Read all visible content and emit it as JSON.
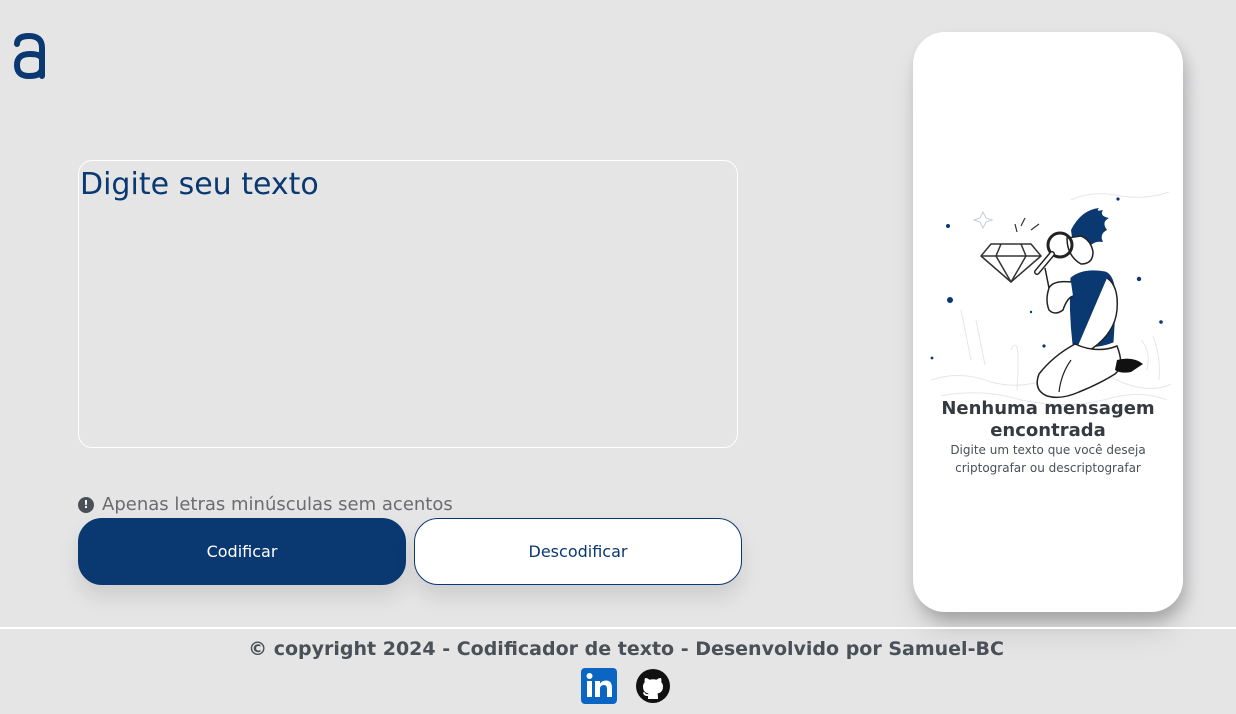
{
  "brand": {
    "logo_icon": "alura-a-logo-icon",
    "color": "#0a3871"
  },
  "input": {
    "placeholder": "Digite seu texto",
    "value": ""
  },
  "hint": {
    "icon": "exclamation-circle-icon",
    "text": "Apenas letras minúsculas sem acentos"
  },
  "actions": {
    "encode_label": "Codificar",
    "decode_label": "Descodificar"
  },
  "output": {
    "illustration": "person-with-magnifying-glass-illustration",
    "title": "Nenhuma mensagem encontrada",
    "subtitle": "Digite um texto que você deseja criptografar ou descriptografar"
  },
  "footer": {
    "text": "© copyright 2024 - Codificador de texto - Desenvolvido por Samuel-BC",
    "links": [
      {
        "name": "linkedin-icon"
      },
      {
        "name": "github-icon"
      }
    ]
  },
  "colors": {
    "background": "#e5e5e6",
    "primary": "#0a3871",
    "panel": "#ffffff",
    "text": "#495057"
  }
}
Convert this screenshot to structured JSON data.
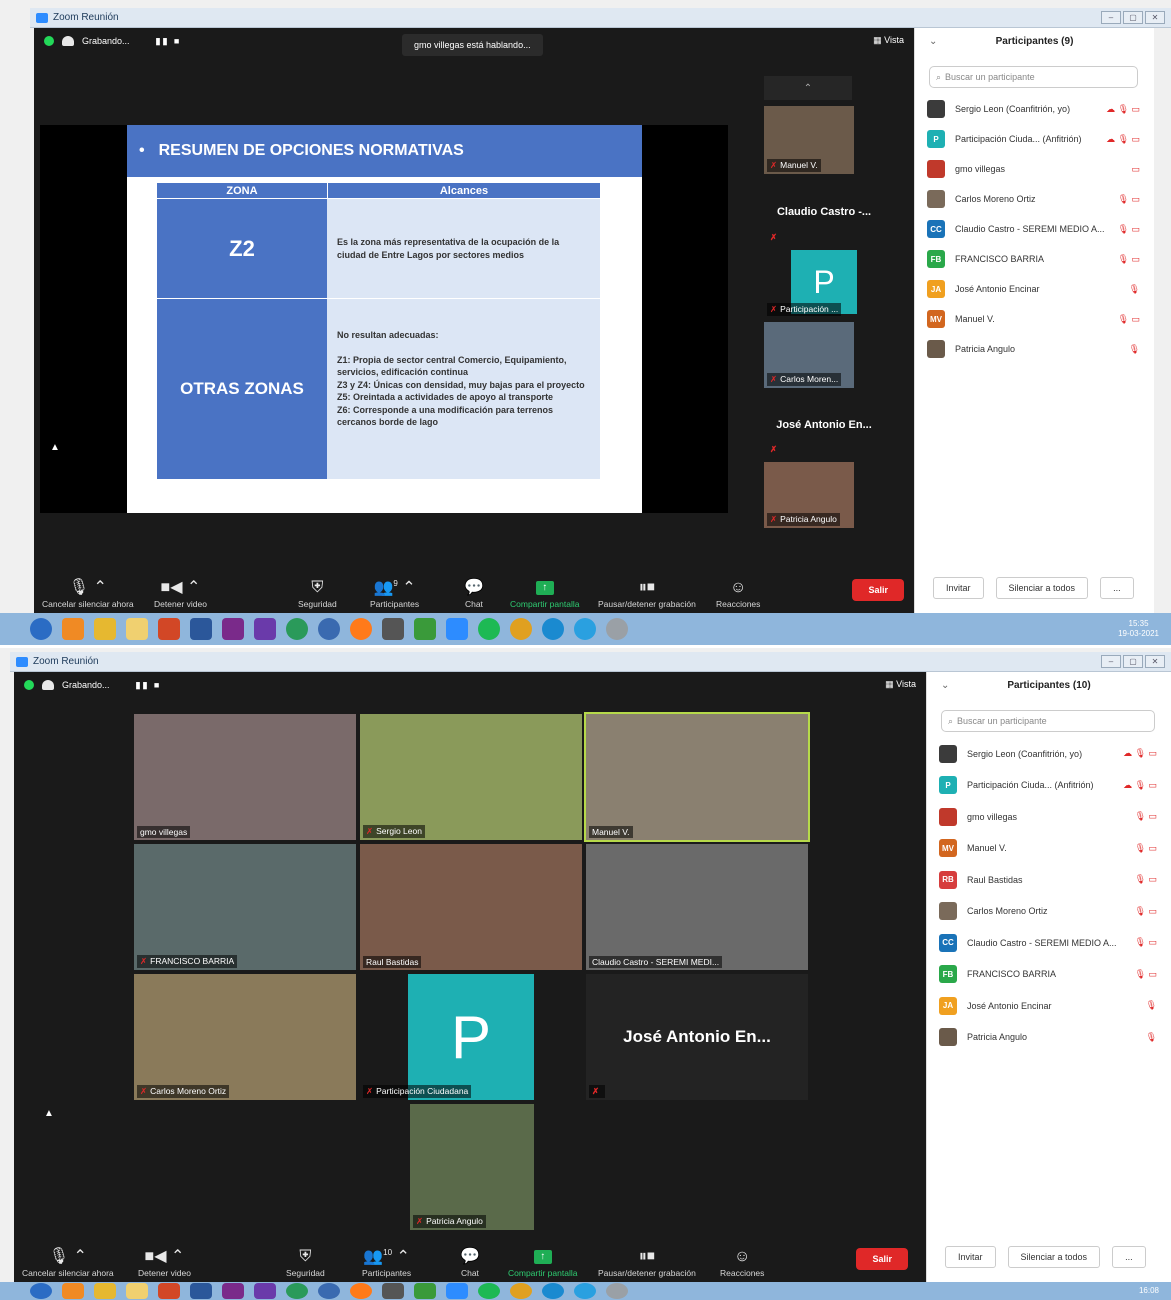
{
  "window": {
    "title": "Zoom Reunión",
    "controls": [
      "–",
      "▢",
      "✕"
    ]
  },
  "top_bar": {
    "recording_label": "Grabando...",
    "pause_stop": "▮▮ ■",
    "view_label": "Vista"
  },
  "toolbar": {
    "mute": "Cancelar silenciar ahora",
    "video": "Detener video",
    "security": "Seguridad",
    "participants": "Participantes",
    "chat": "Chat",
    "share": "Compartir pantalla",
    "record": "Pausar/detener grabación",
    "reactions": "Reacciones",
    "leave": "Salir"
  },
  "panel": {
    "search_placeholder": "Buscar un participante",
    "invite": "Invitar",
    "mute_all": "Silenciar a todos",
    "more": "..."
  },
  "shot1": {
    "speaking_banner": "gmo villegas está hablando...",
    "participant_count_badge": "9",
    "panel_title": "Participantes (9)",
    "participants": [
      {
        "initials": "",
        "name": "Sergio Leon (Coanfitrión, yo)",
        "color": "#3b3b3b",
        "icons": "☁ 🎙 ▭"
      },
      {
        "initials": "P",
        "name": "Participación Ciuda... (Anfitrión)",
        "color": "#1eb0b3",
        "icons": "☁ 🎙 ▭"
      },
      {
        "initials": "",
        "name": "gmo villegas",
        "color": "#c0392b",
        "icons": "▭"
      },
      {
        "initials": "",
        "name": "Carlos Moreno Ortiz",
        "color": "#7a6a5a",
        "icons": "🎙 ▭"
      },
      {
        "initials": "CC",
        "name": "Claudio Castro - SEREMI MEDIO A...",
        "color": "#1a73b8",
        "icons": "🎙 ▭"
      },
      {
        "initials": "FB",
        "name": "FRANCISCO BARRIA",
        "color": "#2aa84a",
        "icons": "🎙 ▭"
      },
      {
        "initials": "JA",
        "name": "José Antonio Encinar",
        "color": "#f0a020",
        "icons": "🎙"
      },
      {
        "initials": "MV",
        "name": "Manuel V.",
        "color": "#d2661f",
        "icons": "🎙 ▭"
      },
      {
        "initials": "",
        "name": "Patricia Angulo",
        "color": "#6a5a4a",
        "icons": "🎙"
      }
    ],
    "strip": [
      {
        "type": "video",
        "label": "Manuel V.",
        "color": "#6b5a4a"
      },
      {
        "type": "name",
        "label": "Claudio Castro -..."
      },
      {
        "type": "letter",
        "letter": "P",
        "label": "Participación ..."
      },
      {
        "type": "video",
        "label": "Carlos Moren...",
        "color": "#5a6a7a"
      },
      {
        "type": "name",
        "label": "José Antonio En..."
      },
      {
        "type": "video",
        "label": "Patricia Angulo",
        "color": "#7a5a4a"
      }
    ],
    "slide": {
      "bullet": "•",
      "title": "RESUMEN DE OPCIONES NORMATIVAS",
      "header_zona": "ZONA",
      "header_alcances": "Alcances",
      "rows": [
        {
          "zona": "Z2",
          "text": "Es la zona más representativa de la ocupación de la ciudad de Entre Lagos por sectores medios"
        },
        {
          "zona": "OTRAS ZONAS",
          "lines": [
            "No resultan adecuadas:",
            "",
            "Z1: Propia de sector central Comercio, Equipamiento, servicios, edificación continua",
            "Z3 y Z4: Únicas con densidad, muy bajas para el proyecto",
            "Z5: Oreintada a actividades de apoyo al transporte",
            "Z6: Corresponde a una modificación para terrenos cercanos borde de lago"
          ]
        }
      ]
    },
    "clock": {
      "time": "15:35",
      "date": "19-03-2021"
    }
  },
  "shot2": {
    "participant_count_badge": "10",
    "panel_title": "Participantes (10)",
    "participants": [
      {
        "initials": "",
        "name": "Sergio Leon (Coanfitrión, yo)",
        "color": "#3b3b3b",
        "icons": "☁ 🎙 ▭"
      },
      {
        "initials": "P",
        "name": "Participación Ciuda... (Anfitrión)",
        "color": "#1eb0b3",
        "icons": "☁ 🎙 ▭"
      },
      {
        "initials": "",
        "name": "gmo villegas",
        "color": "#c0392b",
        "icons": "🎙 ▭"
      },
      {
        "initials": "MV",
        "name": "Manuel V.",
        "color": "#d2661f",
        "icons": "🎙 ▭"
      },
      {
        "initials": "RB",
        "name": "Raul Bastidas",
        "color": "#d63d3d",
        "icons": "🎙 ▭"
      },
      {
        "initials": "",
        "name": "Carlos Moreno Ortiz",
        "color": "#7a6a5a",
        "icons": "🎙 ▭"
      },
      {
        "initials": "CC",
        "name": "Claudio Castro - SEREMI MEDIO A...",
        "color": "#1a73b8",
        "icons": "🎙 ▭"
      },
      {
        "initials": "FB",
        "name": "FRANCISCO BARRIA",
        "color": "#2aa84a",
        "icons": "🎙 ▭"
      },
      {
        "initials": "JA",
        "name": "José Antonio Encinar",
        "color": "#f0a020",
        "icons": "🎙"
      },
      {
        "initials": "",
        "name": "Patricia Angulo",
        "color": "#6a5a4a",
        "icons": "🎙"
      }
    ],
    "gallery": [
      {
        "label": "gmo villegas",
        "muted": false,
        "color": "#7a6a6a"
      },
      {
        "label": "Sergio Leon",
        "muted": true,
        "color": "#8a9a5a"
      },
      {
        "label": "Manuel V.",
        "muted": false,
        "color": "#8a8070"
      },
      {
        "label": "FRANCISCO BARRIA",
        "muted": true,
        "color": "#5a6a6a"
      },
      {
        "label": "Raul Bastidas",
        "muted": false,
        "color": "#7a5a4a"
      },
      {
        "label": "Claudio Castro - SEREMI MEDI...",
        "muted": false,
        "color": "#6a6a6a"
      },
      {
        "label": "Carlos Moreno Ortiz",
        "muted": true,
        "color": "#8a7a5a"
      },
      {
        "label": "Participación Ciudadana",
        "muted": true,
        "letter": "P"
      },
      {
        "label": "",
        "muted": true,
        "name_card": "José Antonio En..."
      },
      {
        "label": "Patricia Angulo",
        "muted": true,
        "color": "#5a6a4a"
      }
    ],
    "clock": {
      "time": "16:08",
      "date": ""
    }
  }
}
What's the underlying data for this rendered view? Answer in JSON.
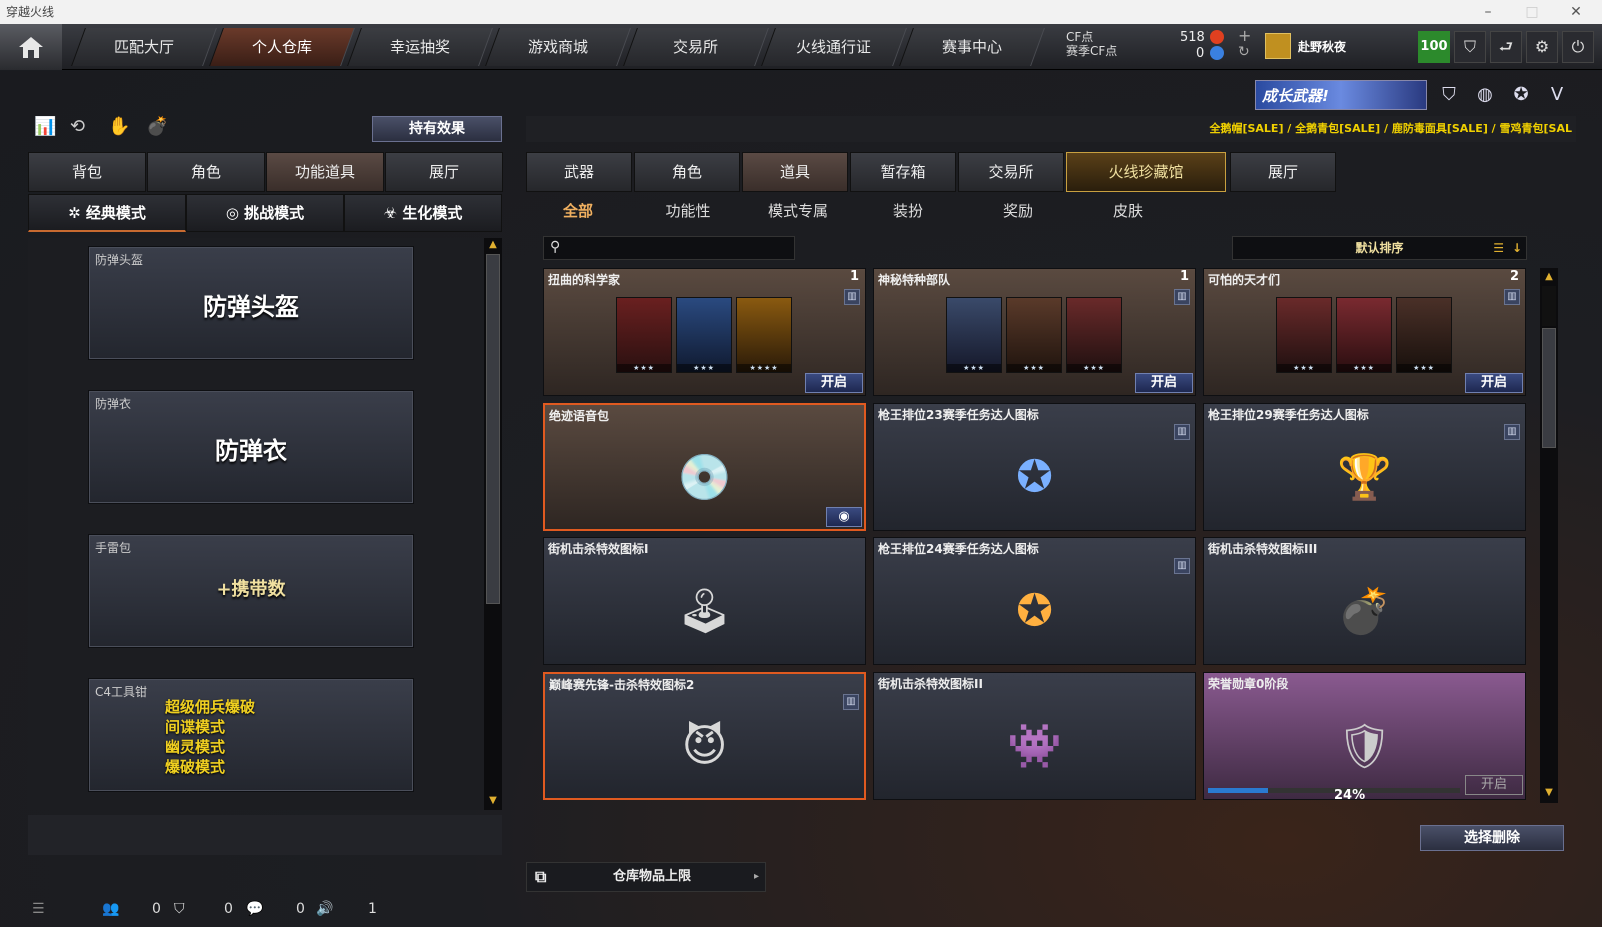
{
  "window": {
    "title": "穿越火线"
  },
  "topnav": {
    "tabs": [
      "匹配大厅",
      "个人仓库",
      "幸运抽奖",
      "游戏商城",
      "交易所",
      "火线通行证",
      "赛事中心"
    ],
    "active_tab": "个人仓库",
    "cf_label": "CF点",
    "season_cf_label": "赛季CF点",
    "cf_value": "518",
    "season_cf_value": "0",
    "username": "赴野秋夜",
    "level": "100"
  },
  "left": {
    "effect_button": "持有效果",
    "tabs": [
      "背包",
      "角色",
      "功能道具",
      "展厅"
    ],
    "active_tab": "功能道具",
    "modes": [
      "经典模式",
      "挑战模式",
      "生化模式"
    ],
    "items": [
      {
        "name": "防弹头盔",
        "big": "防弹头盔"
      },
      {
        "name": "防弹衣",
        "big": "防弹衣"
      },
      {
        "name": "手雷包",
        "big": "+携带数"
      },
      {
        "name": "C4工具钳",
        "lines": [
          "超级佣兵爆破",
          "间谍模式",
          "幽灵模式",
          "爆破模式"
        ]
      }
    ]
  },
  "right": {
    "sale_text": "全鹅帽[SALE] / 全鹅青包[SALE] / 鹿防毒面具[SALE] / 雪鸡青包[SAL",
    "promo_text": "成长武器!",
    "tabs": [
      "武器",
      "角色",
      "道具",
      "暂存箱",
      "交易所",
      "火线珍藏馆",
      "展厅"
    ],
    "active_tab": "道具",
    "subtabs": [
      "全部",
      "功能性",
      "模式专属",
      "装扮",
      "奖励",
      "皮肤"
    ],
    "active_subtab": "全部",
    "search_placeholder": "",
    "sort_label": "默认排序",
    "open_label": "开启",
    "cards": [
      {
        "name": "扭曲的科学家",
        "count": "1",
        "open": true
      },
      {
        "name": "神秘特种部队",
        "count": "1",
        "open": true
      },
      {
        "name": "可怕的天才们",
        "count": "2",
        "open": true
      },
      {
        "name": "绝迹语音包"
      },
      {
        "name": "枪王排位23赛季任务达人图标"
      },
      {
        "name": "枪王排位29赛季任务达人图标"
      },
      {
        "name": "街机击杀特效图标I"
      },
      {
        "name": "枪王排位24赛季任务达人图标"
      },
      {
        "name": "街机击杀特效图标III"
      },
      {
        "name": "巅峰赛先锋-击杀特效图标2"
      },
      {
        "name": "街机击杀特效图标II"
      },
      {
        "name": "荣誉勋章0阶段",
        "progress": "24%",
        "progress_value": 0.24
      }
    ],
    "delete_button": "选择删除",
    "storage_label": "仓库物品上限"
  },
  "status": {
    "friends": "0",
    "clan": "0",
    "chat": "0",
    "volume": "1"
  }
}
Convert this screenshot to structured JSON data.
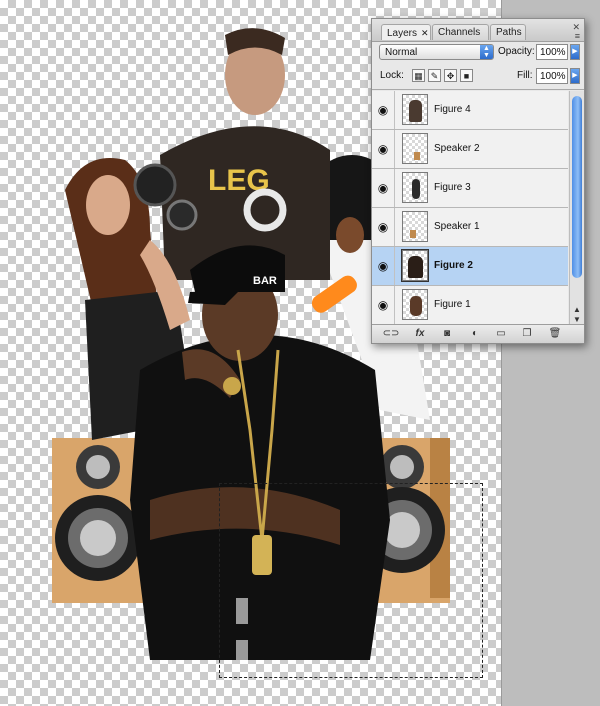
{
  "canvas": {
    "description_icon": "transparency-checkerboard"
  },
  "layers_panel": {
    "tabs": [
      {
        "label": "Layers",
        "active": true
      },
      {
        "label": "Channels",
        "active": false
      },
      {
        "label": "Paths",
        "active": false
      }
    ],
    "blend_mode": "Normal",
    "opacity_label": "Opacity:",
    "opacity_value": "100%",
    "lock_label": "Lock:",
    "fill_label": "Fill:",
    "fill_value": "100%",
    "layers": [
      {
        "name": "Figure 4",
        "visible": true,
        "selected": false
      },
      {
        "name": "Speaker 2",
        "visible": true,
        "selected": false
      },
      {
        "name": "Figure 3",
        "visible": true,
        "selected": false
      },
      {
        "name": "Speaker 1",
        "visible": true,
        "selected": false
      },
      {
        "name": "Figure 2",
        "visible": true,
        "selected": true
      },
      {
        "name": "Figure 1",
        "visible": true,
        "selected": false
      }
    ],
    "bottom_icons": [
      "link-icon",
      "fx-icon",
      "mask-icon",
      "adjustment-icon",
      "folder-icon",
      "new-layer-icon",
      "trash-icon"
    ]
  },
  "artwork": {
    "cap_text": "BAR",
    "shirt_text": "LEG"
  },
  "colors": {
    "selection_highlight": "#b6d3f3",
    "scrollbar_blue": "#4f8fe6"
  }
}
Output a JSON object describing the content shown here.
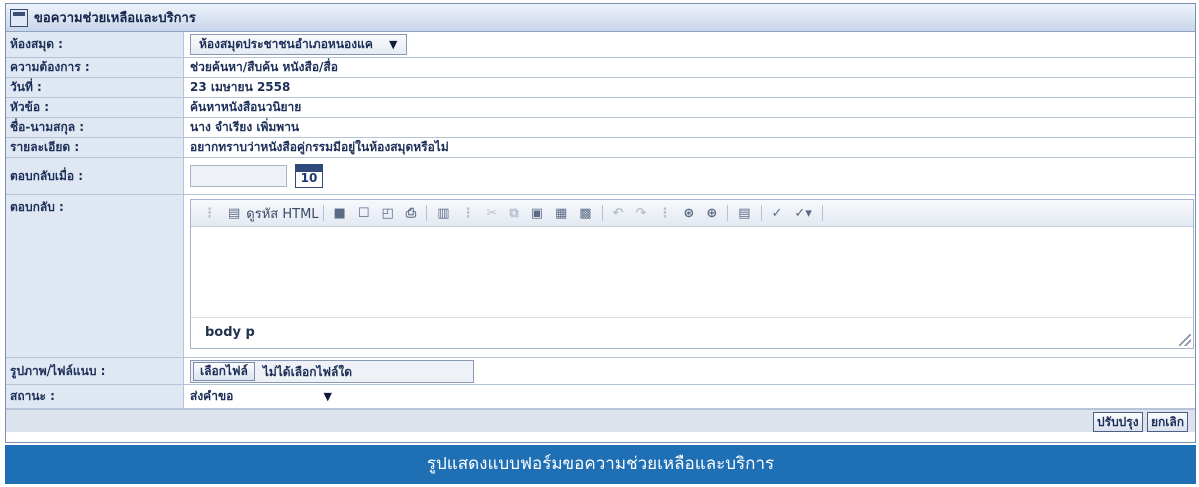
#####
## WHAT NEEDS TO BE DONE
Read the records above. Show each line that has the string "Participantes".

## RESULT BELOW
    "participants": "Participantes",
    "panel_title": "Participantes (9)",
    "panel_title": "Participantes (10)",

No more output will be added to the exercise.